- FAQ 344: When does my language need its own nature?
- FAQ 345: When does my language need its own perspective?
- FAQ 346: How do I add documentation and help for my own language?
- FAQ 347: How do I support source-level debugging for my own language?
FAQ 342: Language integration phase 4: What are the finishing touches?
After following the steps in phases 1 to 3, you have successfully written a compiler, a builder, a DOM, and an integrated editor. What remains are a few finishing touches:
Add a project wizard. Your language may benefit from similar wizards as provided by JDT to create projects, classes, and interfaces. See FAQ 343.
Declare a project nature. Natures can be used to facilitate the enablement of builders on certain projects. See FAQ 344.
Declare a perspective. Perspectives can be used to organize views and editors into a cohesive, collaborative set of tools. See FAQ 345.
Add documentation. Traditionally this is done as one of the last steps in any agile software project. Eclipse has support for adding documentation to a set of plug-ins through its help system, accessed with Help > Help Contents.... Context-sensitive help can be activated by using F1. For more information about how to add documentation and help for your language, see FAQ 346.

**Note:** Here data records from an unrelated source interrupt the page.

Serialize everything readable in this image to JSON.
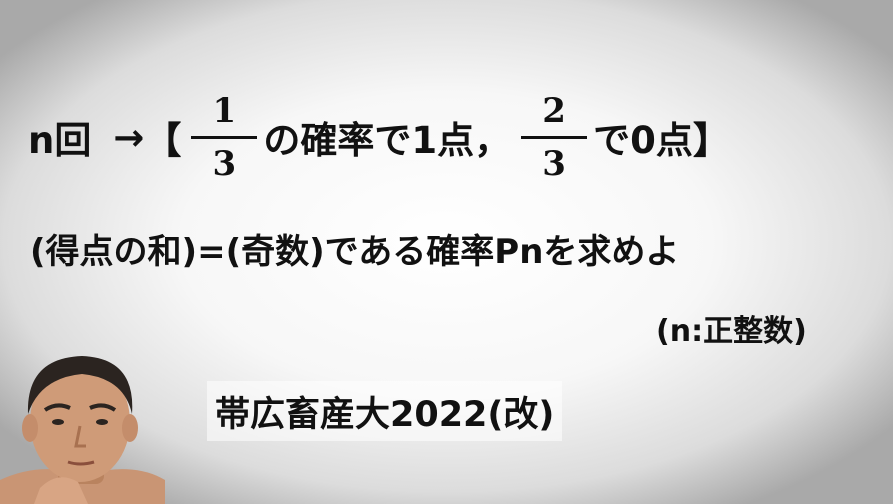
{
  "problem": {
    "n_label": "n回",
    "arrow": "→",
    "bracket_open": "【",
    "frac1": {
      "num": "1",
      "den": "3"
    },
    "text1": "の確率で1点",
    "comma": "，",
    "frac2": {
      "num": "2",
      "den": "3"
    },
    "text2": "で0点",
    "bracket_close": "】"
  },
  "question": "(得点の和)=(奇数)である確率Pnを求めよ",
  "condition": "(n:正整数)",
  "source": "帯広畜産大2022(改)",
  "colors": {
    "text": "#111111",
    "background_center": "#ffffff",
    "background_edge": "#a9a9a9"
  }
}
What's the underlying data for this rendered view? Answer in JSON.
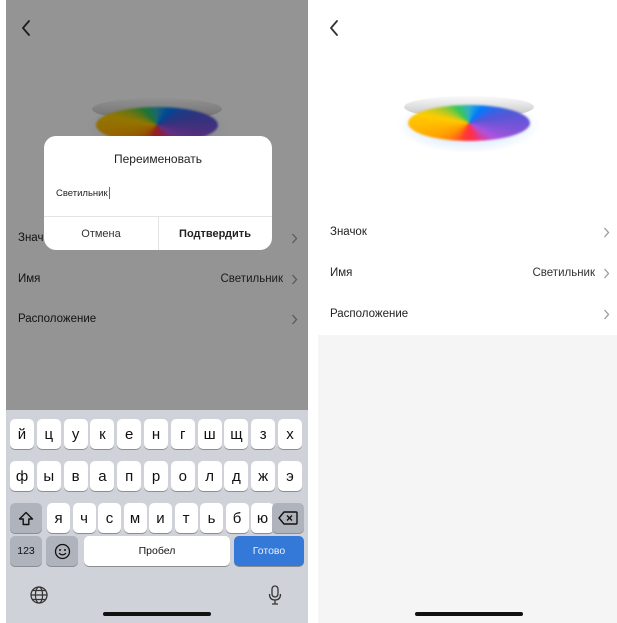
{
  "back_icon": "chevron-left-icon",
  "settings": {
    "icon_label": "Значок",
    "name_label": "Имя",
    "name_value": "Светильник",
    "location_label": "Расположение",
    "icon_label_truncated": "Знач"
  },
  "dialog": {
    "title": "Переименовать",
    "input_value": "Светильник",
    "cancel_label": "Отмена",
    "confirm_label": "Подтвердить"
  },
  "keyboard": {
    "row1": [
      "й",
      "ц",
      "у",
      "к",
      "е",
      "н",
      "г",
      "ш",
      "щ",
      "з",
      "х"
    ],
    "row2": [
      "ф",
      "ы",
      "в",
      "а",
      "п",
      "р",
      "о",
      "л",
      "д",
      "ж",
      "э"
    ],
    "row3": [
      "я",
      "ч",
      "с",
      "м",
      "и",
      "т",
      "ь",
      "б",
      "ю"
    ],
    "numbers_label": "123",
    "space_label": "Пробел",
    "return_label": "Готово",
    "shift_icon": "shift-icon",
    "delete_icon": "backspace-icon",
    "emoji_icon": "emoji-icon",
    "globe_icon": "globe-icon",
    "mic_icon": "microphone-icon"
  },
  "colors": {
    "accent_blue": "#3478d8",
    "keyboard_bg": "#cfd2d8",
    "caret": "#2a6cf0"
  }
}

Add source-level debugging support. Implementing support for source-level debugging is arguably the most difficult to implement, even in the highly configurable Eclipse. See FAQ 347 for a discussion.
Congratulations. You followed all steps outlined in the four phases of language integration and are to be commended for getting this far. Writing an IDE in Eclipse is the most elaborate and wide-ranging exercise to perform on top of Eclipse.